KATE HORSFIELD: The form itself, I think is excellent. I think for those who are here who distribute the works it is a very different situation than an institution which has a collection. We may have works (this would be internationally) we may have works in common, just distribution dubs. As we move forward in time, it may be necessary for some specific places to take a custodial responsibility for a particular artist's work, I would say. That may be something that comes up more. It would be EIA looking after a specific artist's work where copies may exist in other situations, as you were talking about. But they also may be with other distributors. That may be more a Canadian problem than an American one, but it is definitely an international problem. As not only the tapes but the artists age, that may be an issue that we'll have to come to terms with. It doesn't look like the notion of exclusivity looked ten years ago - which was what we were looking at as distributors. It may look like more of a conservation responsibility.
STAUDERMAN: Great idea. The Association of Research Libraries decided about fifteen or twenty years ago - to not have everybody doing microfilm, but to have a system so they weren't duplicating efforts. There can be very formal, or there can be informal ways for knowing where this stuff is so that there is not a duplicate effort. It takes a lot of work, but it's worth doing.

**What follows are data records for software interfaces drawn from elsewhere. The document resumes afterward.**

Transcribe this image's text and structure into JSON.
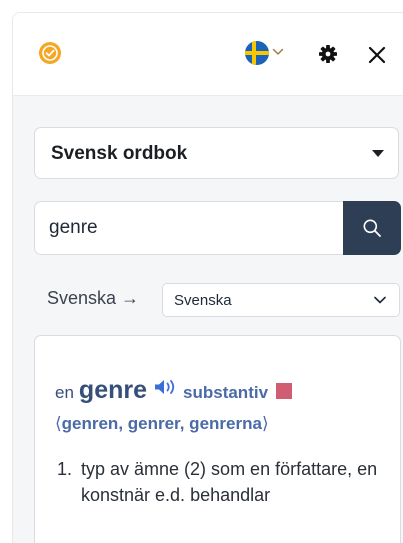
{
  "header": {
    "logo_icon": "check-badge-icon",
    "language_flag": "swedish-flag",
    "settings_icon": "gear-icon",
    "close_icon": "close-icon"
  },
  "dictionary": {
    "selected": "Svensk ordbok"
  },
  "search": {
    "value": "genre",
    "button_icon": "search-icon"
  },
  "languages": {
    "from": "Svenska →",
    "to": "Svenska"
  },
  "entry": {
    "article": "en",
    "headword": "genre",
    "part_of_speech": "substantiv",
    "inflections_open": "⟨",
    "inflections": "genren, genrer, genrerna",
    "inflections_close": "⟩",
    "definitions": [
      {
        "number": "1.",
        "text": "typ av ämne (2) som en författare, en konstnär e.d. behandlar"
      }
    ]
  },
  "colors": {
    "accent_dark": "#2e3e54",
    "link_blue": "#4a6aa8",
    "logo_orange": "#f5a623",
    "tag_pink": "#d15d73"
  }
}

ELIZABETH WEATHERFORD: I think this is prefigured by the IMAP project, which has been trying to get across this notion of registration. But obviously, the purpose of the registration of commonly held titles would be to lead to these types of proactive responses. In one case we might have an archives, in another case we might have a library collection of independent media. The libraries strike me as very close to the distributors, in the sense of taking on common purpose, and archives having a slightly different set of relationships to the uniqueness of its materials.
JIM HUBBARD: In terms of the IMAP template, there are about thirty-five to forty users now, and we're looking for funding to do a pilot union catalogue. We hope to begin work on this by the end of this year, with three to five collections, and get the concatenated records on the web. This is also part of and a model for prefiguring a much larger project, what's known as the AMIA MIG, the Association of Moving Image Archivists Moving Image Gateway, a project that AMIA and the Library of Congress are co-sponsoring. It will be a much larger group of archives and collections and conceivably, it could have every collection in the world--although practically that is not going to happen. These sorts of mechanisms can facilitate and it is one of the primary purposes of these projects.
EXPERIMENTAL TELEVISION CENTER
Looking Back/Looking Forward: A Symposium on Electronic Media Preservation
May 31 - June 1, 2002
Assessing a Collection for Preservation 1